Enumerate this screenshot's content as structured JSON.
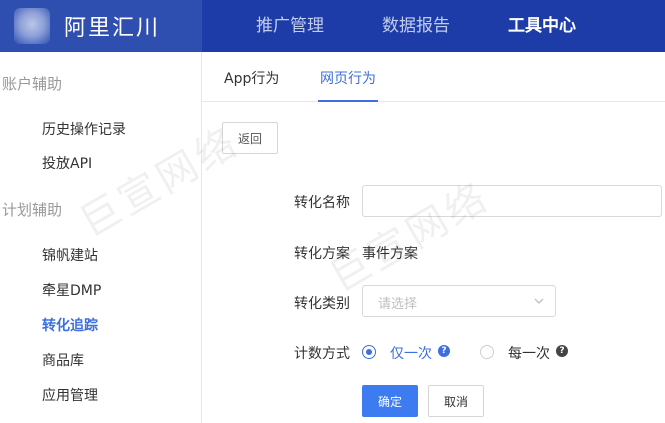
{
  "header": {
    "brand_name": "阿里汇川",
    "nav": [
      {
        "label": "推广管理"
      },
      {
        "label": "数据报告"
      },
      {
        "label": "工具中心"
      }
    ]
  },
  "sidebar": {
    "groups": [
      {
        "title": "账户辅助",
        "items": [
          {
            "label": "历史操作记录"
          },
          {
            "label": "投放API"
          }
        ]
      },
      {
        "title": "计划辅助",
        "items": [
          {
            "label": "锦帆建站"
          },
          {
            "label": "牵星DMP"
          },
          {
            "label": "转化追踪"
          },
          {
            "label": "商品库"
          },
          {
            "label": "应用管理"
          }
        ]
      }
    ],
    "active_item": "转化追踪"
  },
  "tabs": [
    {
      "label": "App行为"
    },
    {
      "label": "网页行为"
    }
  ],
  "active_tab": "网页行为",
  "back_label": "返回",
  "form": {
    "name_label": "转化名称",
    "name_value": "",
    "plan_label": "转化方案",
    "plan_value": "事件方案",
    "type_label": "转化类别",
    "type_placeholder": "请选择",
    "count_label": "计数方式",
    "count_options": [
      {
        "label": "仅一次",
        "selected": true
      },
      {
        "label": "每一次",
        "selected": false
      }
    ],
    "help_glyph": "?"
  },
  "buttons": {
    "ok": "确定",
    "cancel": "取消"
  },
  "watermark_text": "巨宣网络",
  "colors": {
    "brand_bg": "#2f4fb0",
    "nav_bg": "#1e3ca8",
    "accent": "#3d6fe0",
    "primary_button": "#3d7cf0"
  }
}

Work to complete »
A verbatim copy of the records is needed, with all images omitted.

Result of the task »
Enumerate this screenshot's content as structured JSON.
{
  "header": {
    "brand_name": "阿里汇川",
    "nav": [
      {
        "label": "推广管理"
      },
      {
        "label": "数据报告"
      },
      {
        "label": "工具中心"
      }
    ]
  },
  "sidebar": {
    "groups": [
      {
        "title": "账户辅助",
        "items": [
          {
            "label": "历史操作记录"
          },
          {
            "label": "投放API"
          }
        ]
      },
      {
        "title": "计划辅助",
        "items": [
          {
            "label": "锦帆建站"
          },
          {
            "label": "牵星DMP"
          },
          {
            "label": "转化追踪"
          },
          {
            "label": "商品库"
          },
          {
            "label": "应用管理"
          }
        ]
      }
    ],
    "active_item": "转化追踪"
  },
  "tabs": [
    {
      "label": "App行为"
    },
    {
      "label": "网页行为"
    }
  ],
  "active_tab": "网页行为",
  "back_label": "返回",
  "form": {
    "name_label": "转化名称",
    "name_value": "",
    "plan_label": "转化方案",
    "plan_value": "事件方案",
    "type_label": "转化类别",
    "type_placeholder": "请选择",
    "count_label": "计数方式",
    "count_options": [
      {
        "label": "仅一次",
        "selected": true
      },
      {
        "label": "每一次",
        "selected": false
      }
    ],
    "help_glyph": "?"
  },
  "buttons": {
    "ok": "确定",
    "cancel": "取消"
  },
  "watermark_text": "巨宣网络",
  "colors": {
    "brand_bg": "#2f4fb0",
    "nav_bg": "#1e3ca8",
    "accent": "#3d6fe0",
    "primary_button": "#3d7cf0"
  }
}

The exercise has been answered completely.